Years ago when we lived in Old Town Alexandria, our condo complex had a towing company that patrolled the lot for people without HOA stickers on their windshield. One night they towed my wife’s car. Which did have a sticker.
I called the company about this the next morning and politely asked them to bring the car back. They refused. They refused, even, to release the car without us paying the tow charge. They insisted that if the car had been towed, even if it had been towed in error, we still had to pay to get it out of the lot. They were not pleasant about it. Or even apologetic. I got the distinct sense that this was not a customer-oriented industry.
You can see why that might be true. A towing company has customers only in the very loosest sense. They have contracts with the controlling entities whose property they patrol, but these contracts typically involve very little money. Instead, the contracts merely act as a kind of letter of marque giving the towing companies the ability to make money from the people they tow. So the towing companies aren’t responsible to the parties with whom they interact most intimately, and are only vaguely responsible to the controlling parties, who tend to be institutions and not individuals. You can understand why towing companies behave as if they are a law unto themselves.
My story only has a happy ending because I was president of the HOA at the time. I had our management company’s GC call the towing company to inform them they were in breach of contract. At which point they relented on forcing us to pay to get the car back. But they still insisted that my wife had to pick it up.
So she goes out to Arlington to get her car and the asshat running the lot is, well, let’s just say it’s a very unpleasant experience. My wife is a saint who just wanted to get out of the situation. Any normal person would have gone somewhere in the vein of #TeamBritt.
A couple weeks later, the company started towing another car from the HOA lot, which also had a properly displayed sticker. But this time the owner came out and confronted the tow-truck diver as he was in the act. The guy refused to put the car down–he insisted that “company policy” dictated that once a car was hitched to the truck, it could not be released for any reason. They nearly came to blows; fortunately someone had called the cops and the police showed up and forced the tow-truck driver to release the car, telling him that was he was doing was essentially stealing.

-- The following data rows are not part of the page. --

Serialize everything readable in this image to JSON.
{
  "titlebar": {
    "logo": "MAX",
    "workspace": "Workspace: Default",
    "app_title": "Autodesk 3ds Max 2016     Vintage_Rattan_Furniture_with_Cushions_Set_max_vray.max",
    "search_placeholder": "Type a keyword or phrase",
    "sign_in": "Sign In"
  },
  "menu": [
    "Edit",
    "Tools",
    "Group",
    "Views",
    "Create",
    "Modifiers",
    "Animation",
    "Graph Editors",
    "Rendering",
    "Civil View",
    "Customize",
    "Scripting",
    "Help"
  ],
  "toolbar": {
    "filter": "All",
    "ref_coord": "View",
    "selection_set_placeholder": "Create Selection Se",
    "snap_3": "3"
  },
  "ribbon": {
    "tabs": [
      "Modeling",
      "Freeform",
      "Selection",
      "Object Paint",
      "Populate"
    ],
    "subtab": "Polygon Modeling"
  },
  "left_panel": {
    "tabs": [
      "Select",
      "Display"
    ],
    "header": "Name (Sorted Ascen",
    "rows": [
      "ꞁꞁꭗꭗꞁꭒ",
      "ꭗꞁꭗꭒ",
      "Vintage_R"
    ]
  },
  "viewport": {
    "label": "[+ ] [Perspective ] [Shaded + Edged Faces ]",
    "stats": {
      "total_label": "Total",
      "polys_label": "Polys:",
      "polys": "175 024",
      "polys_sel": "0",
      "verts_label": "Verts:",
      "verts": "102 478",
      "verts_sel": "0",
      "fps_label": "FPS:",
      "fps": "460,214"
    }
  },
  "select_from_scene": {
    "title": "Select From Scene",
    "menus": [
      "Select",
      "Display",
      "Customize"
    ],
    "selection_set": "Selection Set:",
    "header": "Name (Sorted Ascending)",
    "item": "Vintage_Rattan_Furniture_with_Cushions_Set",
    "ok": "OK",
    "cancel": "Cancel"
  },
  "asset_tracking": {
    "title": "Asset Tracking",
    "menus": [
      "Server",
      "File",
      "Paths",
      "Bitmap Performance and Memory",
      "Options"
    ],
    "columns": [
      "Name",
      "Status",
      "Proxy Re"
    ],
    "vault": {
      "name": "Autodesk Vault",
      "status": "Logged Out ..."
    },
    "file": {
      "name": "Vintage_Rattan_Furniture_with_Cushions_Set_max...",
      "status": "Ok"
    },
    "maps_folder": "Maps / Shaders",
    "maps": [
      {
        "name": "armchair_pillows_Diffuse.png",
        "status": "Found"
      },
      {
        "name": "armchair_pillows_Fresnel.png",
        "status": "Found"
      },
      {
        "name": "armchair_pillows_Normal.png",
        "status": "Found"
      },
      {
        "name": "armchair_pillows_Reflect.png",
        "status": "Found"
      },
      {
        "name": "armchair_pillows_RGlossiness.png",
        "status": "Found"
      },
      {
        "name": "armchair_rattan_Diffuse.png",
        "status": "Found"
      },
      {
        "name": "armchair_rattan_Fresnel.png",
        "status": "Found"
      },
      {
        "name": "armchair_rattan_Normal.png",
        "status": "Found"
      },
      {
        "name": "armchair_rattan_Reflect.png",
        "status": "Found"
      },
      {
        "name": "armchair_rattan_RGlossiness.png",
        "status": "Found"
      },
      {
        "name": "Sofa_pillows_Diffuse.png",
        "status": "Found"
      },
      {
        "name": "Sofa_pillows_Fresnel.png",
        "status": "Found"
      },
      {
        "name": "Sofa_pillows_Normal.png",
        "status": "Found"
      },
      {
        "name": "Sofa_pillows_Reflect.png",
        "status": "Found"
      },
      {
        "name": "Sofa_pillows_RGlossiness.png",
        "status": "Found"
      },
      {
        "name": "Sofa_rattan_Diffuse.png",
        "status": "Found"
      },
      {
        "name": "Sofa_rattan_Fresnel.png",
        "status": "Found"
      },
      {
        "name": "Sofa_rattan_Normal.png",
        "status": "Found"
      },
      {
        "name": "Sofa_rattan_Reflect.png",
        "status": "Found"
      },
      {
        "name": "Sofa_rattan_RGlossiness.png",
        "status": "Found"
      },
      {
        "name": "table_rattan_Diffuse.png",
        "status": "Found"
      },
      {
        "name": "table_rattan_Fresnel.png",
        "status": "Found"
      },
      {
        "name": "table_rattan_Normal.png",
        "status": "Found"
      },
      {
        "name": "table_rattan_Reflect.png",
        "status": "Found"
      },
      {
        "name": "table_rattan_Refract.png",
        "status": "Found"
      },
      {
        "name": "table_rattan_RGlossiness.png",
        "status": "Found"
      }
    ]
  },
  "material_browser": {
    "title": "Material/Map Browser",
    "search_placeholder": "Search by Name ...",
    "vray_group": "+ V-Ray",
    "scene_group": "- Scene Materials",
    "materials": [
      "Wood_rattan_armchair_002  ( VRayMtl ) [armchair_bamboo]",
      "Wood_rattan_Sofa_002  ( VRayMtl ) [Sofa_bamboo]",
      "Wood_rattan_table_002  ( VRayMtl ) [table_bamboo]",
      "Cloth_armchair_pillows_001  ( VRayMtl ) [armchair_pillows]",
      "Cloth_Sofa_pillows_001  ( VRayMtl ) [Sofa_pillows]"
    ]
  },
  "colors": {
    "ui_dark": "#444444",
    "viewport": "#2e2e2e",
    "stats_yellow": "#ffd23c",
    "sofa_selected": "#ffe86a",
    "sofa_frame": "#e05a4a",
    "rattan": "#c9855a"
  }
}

Our HOA killed the towing contract at our next meeting.
So maybe Britt McHenry was being unwarrantedly abusive and vile. Or maybe she was responding to some deeply unpleasant people who had caused her material harm with total impunity.